:: TASK OBJECTIVE ::
Extract, from the records beneath this instruction, each line that contains the word "name".

:: DATA UNDER STUDY ::
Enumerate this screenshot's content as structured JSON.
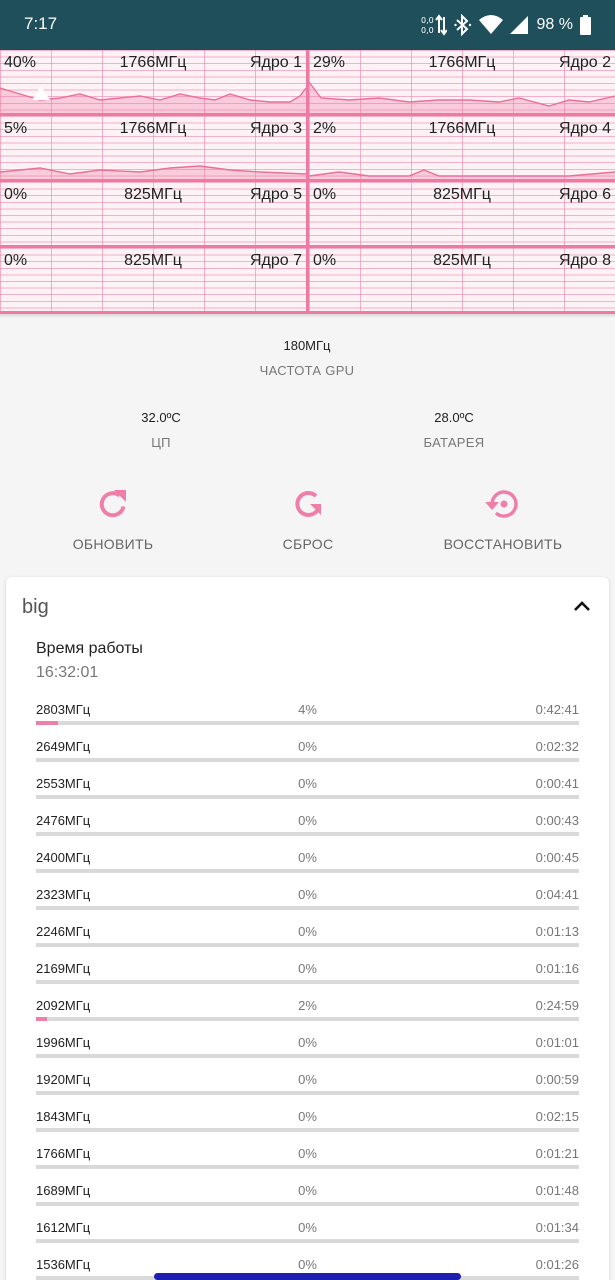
{
  "status_bar": {
    "time": "7:17",
    "battery": "98 %"
  },
  "cores": [
    {
      "load": "40%",
      "freq": "1766МГц",
      "name": "Ядро 1"
    },
    {
      "load": "29%",
      "freq": "1766МГц",
      "name": "Ядро 2"
    },
    {
      "load": "5%",
      "freq": "1766МГц",
      "name": "Ядро 3"
    },
    {
      "load": "2%",
      "freq": "1766МГц",
      "name": "Ядро 4"
    },
    {
      "load": "0%",
      "freq": "825МГц",
      "name": "Ядро 5"
    },
    {
      "load": "0%",
      "freq": "825МГц",
      "name": "Ядро 6"
    },
    {
      "load": "0%",
      "freq": "825МГц",
      "name": "Ядро 7"
    },
    {
      "load": "0%",
      "freq": "825МГц",
      "name": "Ядро 8"
    }
  ],
  "gpu": {
    "value": "180МГц",
    "label": "ЧАСТОТА GPU"
  },
  "temps": {
    "cpu": {
      "value": "32.0ºC",
      "label": "ЦП"
    },
    "battery": {
      "value": "28.0ºC",
      "label": "БАТАРЕЯ"
    }
  },
  "actions": {
    "refresh": "ОБНОВИТЬ",
    "reset": "СБРОС",
    "restore": "ВОССТАНОВИТЬ"
  },
  "accent_color": "#ef7fa8",
  "cluster": {
    "title": "big",
    "uptime_label": "Время работы",
    "uptime_value": "16:32:01",
    "states": [
      {
        "freq": "2803МГц",
        "pct": "4%",
        "time": "0:42:41",
        "share": 0.04
      },
      {
        "freq": "2649МГц",
        "pct": "0%",
        "time": "0:02:32",
        "share": 0
      },
      {
        "freq": "2553МГц",
        "pct": "0%",
        "time": "0:00:41",
        "share": 0
      },
      {
        "freq": "2476МГц",
        "pct": "0%",
        "time": "0:00:43",
        "share": 0
      },
      {
        "freq": "2400МГц",
        "pct": "0%",
        "time": "0:00:45",
        "share": 0
      },
      {
        "freq": "2323МГц",
        "pct": "0%",
        "time": "0:04:41",
        "share": 0
      },
      {
        "freq": "2246МГц",
        "pct": "0%",
        "time": "0:01:13",
        "share": 0
      },
      {
        "freq": "2169МГц",
        "pct": "0%",
        "time": "0:01:16",
        "share": 0
      },
      {
        "freq": "2092МГц",
        "pct": "2%",
        "time": "0:24:59",
        "share": 0.02
      },
      {
        "freq": "1996МГц",
        "pct": "0%",
        "time": "0:01:01",
        "share": 0
      },
      {
        "freq": "1920МГц",
        "pct": "0%",
        "time": "0:00:59",
        "share": 0
      },
      {
        "freq": "1843МГц",
        "pct": "0%",
        "time": "0:02:15",
        "share": 0
      },
      {
        "freq": "1766МГц",
        "pct": "0%",
        "time": "0:01:21",
        "share": 0
      },
      {
        "freq": "1689МГц",
        "pct": "0%",
        "time": "0:01:48",
        "share": 0
      },
      {
        "freq": "1612МГц",
        "pct": "0%",
        "time": "0:01:34",
        "share": 0
      },
      {
        "freq": "1536МГц",
        "pct": "0%",
        "time": "0:01:26",
        "share": 0
      }
    ]
  }
}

:: WRITTEN REPLY ::
      "name": "Ядро 1"
      "name": "Ядро 2"
      "name": "Ядро 3"
      "name": "Ядро 4"
      "name": "Ядро 5"
      "name": "Ядро 6"
      "name": "Ядро 7"
      "name": "Ядро 8"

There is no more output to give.